There’s a lot of talk these days about how peoples of all faiths can live and work together under the same government, especially when the government clearly favors a rule of law more closely aligned with one faith than another. In Benin, Christians (Catholics and Protestants alike, although it’s a primarily Catholic country), Animists, and Muslims live side by side. Nobody blinks an eye (or complains!) when the sidewalk is blocked by Muslims taking part in afternoon prayer, and the blatantly Christian slant of many names (The Virgin’s Hairdresser, Jesus Mechanic, etc) doesn’t elicit comment either.
This week, the Beninese are blessed with two days off. The first was yesterday, for All Saints Day (Catholic). Ramadan (Muslim) ends tonight, and the entire country is taking off to celebrate tomorrow. If you’re not Catholic, chances are you have friends who are, and thus, were invited to participate in some of yesterday’s events. If you’re not Muslim, the chances are equally likely that your friends are, and that you will be invited to participate in tomorrow’s festivities.
There’s a tolerance and patience here that’s hard to describe. It’s not the self-conscious, publicly tolerant face of the West. “Yes, you’re different, but that’s okay, we’re all unique snowflakes, and if your snowflakeness happens to be a little bizarre, well, you’re entitled to it, and we’ll accept you anyway.” It’s an idea that we’re all people, and it doesn’t matter at all what you worship or who you worship with, as long as you respect your fellow man.
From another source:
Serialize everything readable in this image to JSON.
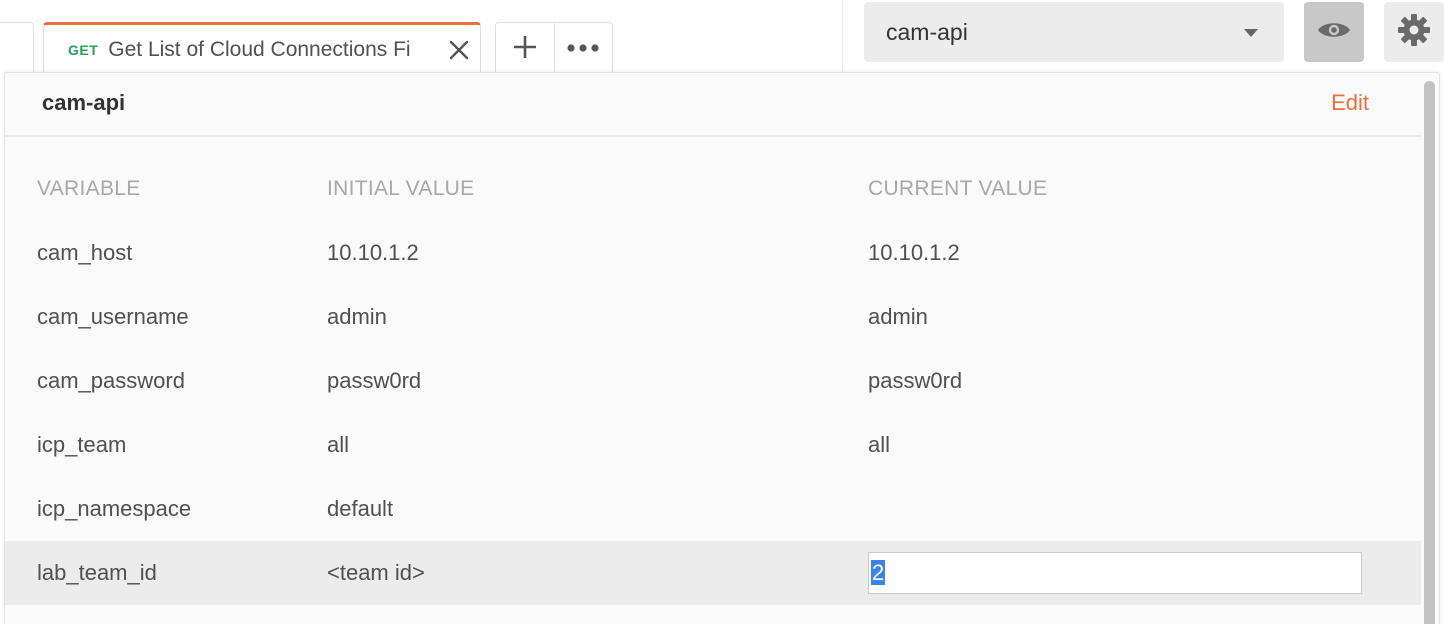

In some ways, it’s like having blue or green eyes. It’s not really a big deal what color they are, so long as they exist.